======== Records to process
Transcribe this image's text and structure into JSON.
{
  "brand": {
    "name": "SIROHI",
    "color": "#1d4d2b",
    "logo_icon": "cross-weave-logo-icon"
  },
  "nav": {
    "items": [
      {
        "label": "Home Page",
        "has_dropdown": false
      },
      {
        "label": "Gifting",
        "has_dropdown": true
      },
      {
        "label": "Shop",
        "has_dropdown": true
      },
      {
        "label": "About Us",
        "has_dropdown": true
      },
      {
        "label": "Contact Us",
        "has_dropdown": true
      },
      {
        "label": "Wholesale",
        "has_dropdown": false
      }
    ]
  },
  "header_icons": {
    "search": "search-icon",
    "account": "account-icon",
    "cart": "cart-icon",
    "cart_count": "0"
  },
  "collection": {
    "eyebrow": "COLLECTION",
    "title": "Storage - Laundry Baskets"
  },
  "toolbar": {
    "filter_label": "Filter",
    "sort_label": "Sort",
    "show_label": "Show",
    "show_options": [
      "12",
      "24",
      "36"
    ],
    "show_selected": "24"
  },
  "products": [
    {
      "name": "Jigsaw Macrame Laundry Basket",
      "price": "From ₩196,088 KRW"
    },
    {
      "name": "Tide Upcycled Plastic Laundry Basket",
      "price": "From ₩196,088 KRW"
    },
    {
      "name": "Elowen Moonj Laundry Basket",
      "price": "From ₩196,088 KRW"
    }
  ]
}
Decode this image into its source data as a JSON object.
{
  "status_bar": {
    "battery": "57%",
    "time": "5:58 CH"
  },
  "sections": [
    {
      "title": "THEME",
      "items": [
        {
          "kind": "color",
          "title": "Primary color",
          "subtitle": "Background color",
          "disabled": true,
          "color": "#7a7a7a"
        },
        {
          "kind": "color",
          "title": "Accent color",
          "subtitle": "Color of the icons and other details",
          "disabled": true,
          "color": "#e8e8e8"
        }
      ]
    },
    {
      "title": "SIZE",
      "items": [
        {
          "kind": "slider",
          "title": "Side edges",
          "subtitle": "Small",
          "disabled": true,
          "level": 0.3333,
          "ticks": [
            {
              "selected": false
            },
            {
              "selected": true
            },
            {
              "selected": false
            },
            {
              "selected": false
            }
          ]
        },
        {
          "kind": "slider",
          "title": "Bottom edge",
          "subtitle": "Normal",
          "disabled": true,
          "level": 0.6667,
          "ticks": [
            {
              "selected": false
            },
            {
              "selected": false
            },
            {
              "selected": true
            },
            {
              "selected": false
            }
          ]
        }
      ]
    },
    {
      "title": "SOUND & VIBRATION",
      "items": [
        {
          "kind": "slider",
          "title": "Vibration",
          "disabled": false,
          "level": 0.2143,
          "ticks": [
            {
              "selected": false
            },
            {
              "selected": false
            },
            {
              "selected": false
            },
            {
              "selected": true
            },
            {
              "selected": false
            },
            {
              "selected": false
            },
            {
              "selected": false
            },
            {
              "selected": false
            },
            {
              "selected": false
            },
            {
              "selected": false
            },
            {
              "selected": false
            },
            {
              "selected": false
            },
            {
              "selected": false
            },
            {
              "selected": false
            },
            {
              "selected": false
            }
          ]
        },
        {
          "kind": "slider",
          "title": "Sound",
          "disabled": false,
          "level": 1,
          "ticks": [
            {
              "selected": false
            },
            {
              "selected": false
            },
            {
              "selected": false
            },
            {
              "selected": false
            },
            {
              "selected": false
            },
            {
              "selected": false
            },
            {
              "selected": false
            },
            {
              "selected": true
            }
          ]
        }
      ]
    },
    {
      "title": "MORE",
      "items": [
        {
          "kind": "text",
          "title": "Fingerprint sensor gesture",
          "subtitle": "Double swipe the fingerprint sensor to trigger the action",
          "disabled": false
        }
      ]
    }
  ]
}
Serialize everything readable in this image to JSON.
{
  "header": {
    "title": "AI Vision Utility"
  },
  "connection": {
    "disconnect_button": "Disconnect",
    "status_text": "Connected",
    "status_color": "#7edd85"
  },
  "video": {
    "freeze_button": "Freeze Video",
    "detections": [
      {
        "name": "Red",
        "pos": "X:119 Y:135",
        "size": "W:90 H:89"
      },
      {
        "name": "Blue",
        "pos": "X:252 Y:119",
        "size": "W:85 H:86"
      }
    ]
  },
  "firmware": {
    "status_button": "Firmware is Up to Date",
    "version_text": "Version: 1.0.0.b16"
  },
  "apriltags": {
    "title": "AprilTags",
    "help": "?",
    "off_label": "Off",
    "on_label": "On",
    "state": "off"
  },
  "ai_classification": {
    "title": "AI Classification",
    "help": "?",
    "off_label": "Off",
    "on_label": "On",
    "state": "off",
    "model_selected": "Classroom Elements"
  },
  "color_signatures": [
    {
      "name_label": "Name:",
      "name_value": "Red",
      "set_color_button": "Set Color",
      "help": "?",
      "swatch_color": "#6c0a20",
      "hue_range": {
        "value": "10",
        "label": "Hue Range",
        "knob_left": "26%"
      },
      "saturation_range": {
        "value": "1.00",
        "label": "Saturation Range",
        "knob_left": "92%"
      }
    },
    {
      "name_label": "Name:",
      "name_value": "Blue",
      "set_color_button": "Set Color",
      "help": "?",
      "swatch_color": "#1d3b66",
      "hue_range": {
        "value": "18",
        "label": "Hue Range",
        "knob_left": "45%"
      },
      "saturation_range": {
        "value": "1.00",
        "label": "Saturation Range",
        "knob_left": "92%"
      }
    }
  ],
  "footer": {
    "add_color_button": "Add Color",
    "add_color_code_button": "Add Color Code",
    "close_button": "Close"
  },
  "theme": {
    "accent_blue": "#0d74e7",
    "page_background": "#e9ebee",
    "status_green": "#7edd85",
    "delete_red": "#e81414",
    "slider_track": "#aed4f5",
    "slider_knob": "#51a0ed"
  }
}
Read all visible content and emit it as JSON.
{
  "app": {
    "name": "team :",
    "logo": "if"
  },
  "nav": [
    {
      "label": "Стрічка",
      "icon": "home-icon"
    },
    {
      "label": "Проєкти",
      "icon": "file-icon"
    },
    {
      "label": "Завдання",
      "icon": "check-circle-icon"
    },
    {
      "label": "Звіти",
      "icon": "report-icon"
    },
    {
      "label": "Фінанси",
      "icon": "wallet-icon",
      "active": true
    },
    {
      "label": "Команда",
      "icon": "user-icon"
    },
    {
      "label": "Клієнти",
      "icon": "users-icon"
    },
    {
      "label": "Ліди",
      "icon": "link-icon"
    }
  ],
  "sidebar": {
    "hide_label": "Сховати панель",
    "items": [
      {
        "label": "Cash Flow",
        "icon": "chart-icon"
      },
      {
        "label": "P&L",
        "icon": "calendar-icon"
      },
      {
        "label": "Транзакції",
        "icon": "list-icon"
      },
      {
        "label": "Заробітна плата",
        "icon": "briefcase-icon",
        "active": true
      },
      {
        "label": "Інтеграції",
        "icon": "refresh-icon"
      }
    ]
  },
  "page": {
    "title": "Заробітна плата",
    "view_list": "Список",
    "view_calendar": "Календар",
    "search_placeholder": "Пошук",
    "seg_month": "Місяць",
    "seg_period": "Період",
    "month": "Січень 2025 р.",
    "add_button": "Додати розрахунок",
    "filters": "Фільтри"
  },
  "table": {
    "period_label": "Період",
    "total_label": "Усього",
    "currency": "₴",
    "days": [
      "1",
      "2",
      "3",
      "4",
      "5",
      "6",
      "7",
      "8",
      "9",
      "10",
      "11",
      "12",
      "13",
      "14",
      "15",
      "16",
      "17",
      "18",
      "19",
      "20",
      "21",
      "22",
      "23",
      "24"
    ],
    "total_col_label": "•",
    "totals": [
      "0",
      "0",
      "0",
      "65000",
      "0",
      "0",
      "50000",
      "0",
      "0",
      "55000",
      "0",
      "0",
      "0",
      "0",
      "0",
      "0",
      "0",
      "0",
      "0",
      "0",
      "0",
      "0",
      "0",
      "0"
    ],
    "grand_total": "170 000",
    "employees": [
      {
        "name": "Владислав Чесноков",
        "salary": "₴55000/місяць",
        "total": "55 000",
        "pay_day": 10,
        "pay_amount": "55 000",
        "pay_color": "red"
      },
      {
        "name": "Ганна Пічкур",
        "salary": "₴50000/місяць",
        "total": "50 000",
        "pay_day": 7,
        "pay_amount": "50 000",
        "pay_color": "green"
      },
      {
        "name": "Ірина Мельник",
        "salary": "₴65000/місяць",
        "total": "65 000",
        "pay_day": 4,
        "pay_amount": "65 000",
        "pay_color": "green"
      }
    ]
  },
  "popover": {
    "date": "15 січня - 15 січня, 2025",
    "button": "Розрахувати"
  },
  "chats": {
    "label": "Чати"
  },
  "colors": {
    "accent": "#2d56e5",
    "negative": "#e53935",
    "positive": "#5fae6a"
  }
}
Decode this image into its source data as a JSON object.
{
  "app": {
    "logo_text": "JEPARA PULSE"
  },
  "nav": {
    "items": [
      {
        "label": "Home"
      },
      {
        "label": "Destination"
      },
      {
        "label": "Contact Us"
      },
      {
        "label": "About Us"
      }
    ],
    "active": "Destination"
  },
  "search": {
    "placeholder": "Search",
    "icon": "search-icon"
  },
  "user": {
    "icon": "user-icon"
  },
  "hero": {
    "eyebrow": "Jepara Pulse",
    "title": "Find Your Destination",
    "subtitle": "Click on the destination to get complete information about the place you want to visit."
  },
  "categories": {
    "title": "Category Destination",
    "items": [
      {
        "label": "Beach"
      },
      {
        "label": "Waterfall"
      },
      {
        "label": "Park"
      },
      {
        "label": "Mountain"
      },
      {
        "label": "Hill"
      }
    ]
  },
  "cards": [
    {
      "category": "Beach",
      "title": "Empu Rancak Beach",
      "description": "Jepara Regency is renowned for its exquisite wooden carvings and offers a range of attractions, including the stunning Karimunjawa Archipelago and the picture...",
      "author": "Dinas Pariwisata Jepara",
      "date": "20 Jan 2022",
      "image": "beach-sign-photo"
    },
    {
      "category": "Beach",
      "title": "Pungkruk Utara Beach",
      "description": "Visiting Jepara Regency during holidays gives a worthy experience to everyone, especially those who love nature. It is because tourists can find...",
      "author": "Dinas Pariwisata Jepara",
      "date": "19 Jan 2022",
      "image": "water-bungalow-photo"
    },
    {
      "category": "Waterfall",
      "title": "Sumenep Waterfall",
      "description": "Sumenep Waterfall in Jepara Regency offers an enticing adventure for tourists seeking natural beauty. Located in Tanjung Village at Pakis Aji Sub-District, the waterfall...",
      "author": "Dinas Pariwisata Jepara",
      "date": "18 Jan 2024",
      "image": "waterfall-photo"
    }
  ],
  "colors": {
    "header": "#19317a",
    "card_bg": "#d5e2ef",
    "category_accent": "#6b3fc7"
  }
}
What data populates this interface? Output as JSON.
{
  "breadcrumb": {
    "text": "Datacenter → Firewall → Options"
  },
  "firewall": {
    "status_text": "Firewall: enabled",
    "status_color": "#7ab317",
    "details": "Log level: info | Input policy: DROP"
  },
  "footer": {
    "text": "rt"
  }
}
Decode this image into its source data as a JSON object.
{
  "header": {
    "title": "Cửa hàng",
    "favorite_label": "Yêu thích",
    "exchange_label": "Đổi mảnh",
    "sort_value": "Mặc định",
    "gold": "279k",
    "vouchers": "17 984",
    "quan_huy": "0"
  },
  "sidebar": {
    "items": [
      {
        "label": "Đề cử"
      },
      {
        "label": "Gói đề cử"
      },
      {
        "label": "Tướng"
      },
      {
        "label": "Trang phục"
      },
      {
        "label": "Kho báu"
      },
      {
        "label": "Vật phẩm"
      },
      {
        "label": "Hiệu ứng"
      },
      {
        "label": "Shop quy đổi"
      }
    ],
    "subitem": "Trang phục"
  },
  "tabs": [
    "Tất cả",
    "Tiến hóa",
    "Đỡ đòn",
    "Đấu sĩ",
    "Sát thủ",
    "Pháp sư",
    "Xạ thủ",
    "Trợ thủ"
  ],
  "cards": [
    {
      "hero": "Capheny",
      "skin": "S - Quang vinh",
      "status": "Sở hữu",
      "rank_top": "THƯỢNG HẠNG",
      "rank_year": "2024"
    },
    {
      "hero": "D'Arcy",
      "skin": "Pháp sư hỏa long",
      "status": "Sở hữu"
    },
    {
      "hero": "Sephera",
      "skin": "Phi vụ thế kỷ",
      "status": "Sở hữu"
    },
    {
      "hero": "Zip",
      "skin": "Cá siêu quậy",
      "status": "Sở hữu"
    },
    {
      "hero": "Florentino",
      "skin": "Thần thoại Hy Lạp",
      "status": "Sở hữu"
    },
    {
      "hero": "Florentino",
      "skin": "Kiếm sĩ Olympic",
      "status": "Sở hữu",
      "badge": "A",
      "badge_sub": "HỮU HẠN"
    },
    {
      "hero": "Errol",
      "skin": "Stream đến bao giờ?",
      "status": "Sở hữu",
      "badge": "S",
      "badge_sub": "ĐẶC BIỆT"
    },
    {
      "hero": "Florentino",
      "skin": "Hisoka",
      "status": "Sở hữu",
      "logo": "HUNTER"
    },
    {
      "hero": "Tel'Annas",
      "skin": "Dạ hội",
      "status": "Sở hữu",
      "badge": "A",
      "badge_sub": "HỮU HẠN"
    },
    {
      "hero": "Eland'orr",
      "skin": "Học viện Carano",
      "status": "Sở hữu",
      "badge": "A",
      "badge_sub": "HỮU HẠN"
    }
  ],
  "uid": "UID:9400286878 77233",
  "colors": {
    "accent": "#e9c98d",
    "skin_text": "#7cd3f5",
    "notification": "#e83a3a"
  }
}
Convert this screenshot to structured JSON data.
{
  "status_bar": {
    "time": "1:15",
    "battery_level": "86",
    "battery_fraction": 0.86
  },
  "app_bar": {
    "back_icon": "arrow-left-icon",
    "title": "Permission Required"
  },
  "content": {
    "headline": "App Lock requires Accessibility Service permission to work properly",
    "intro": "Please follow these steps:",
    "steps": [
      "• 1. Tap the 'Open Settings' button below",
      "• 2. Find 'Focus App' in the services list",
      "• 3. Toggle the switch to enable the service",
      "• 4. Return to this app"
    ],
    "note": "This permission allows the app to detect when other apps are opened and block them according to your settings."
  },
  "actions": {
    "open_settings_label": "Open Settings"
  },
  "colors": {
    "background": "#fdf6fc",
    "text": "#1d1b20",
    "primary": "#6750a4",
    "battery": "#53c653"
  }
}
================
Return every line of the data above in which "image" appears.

Output for this exercise:
Transcribe this image's text and structure into JSON.
Decode this image into its source data as a JSON object.
Serialize everything readable in this image to JSON.
Decode this image into its source data as a JSON object.
      "image": "beach-sign-photo"
      "image": "water-bungalow-photo"
      "image": "waterfall-photo"
Decode this image into its source data as a JSON object.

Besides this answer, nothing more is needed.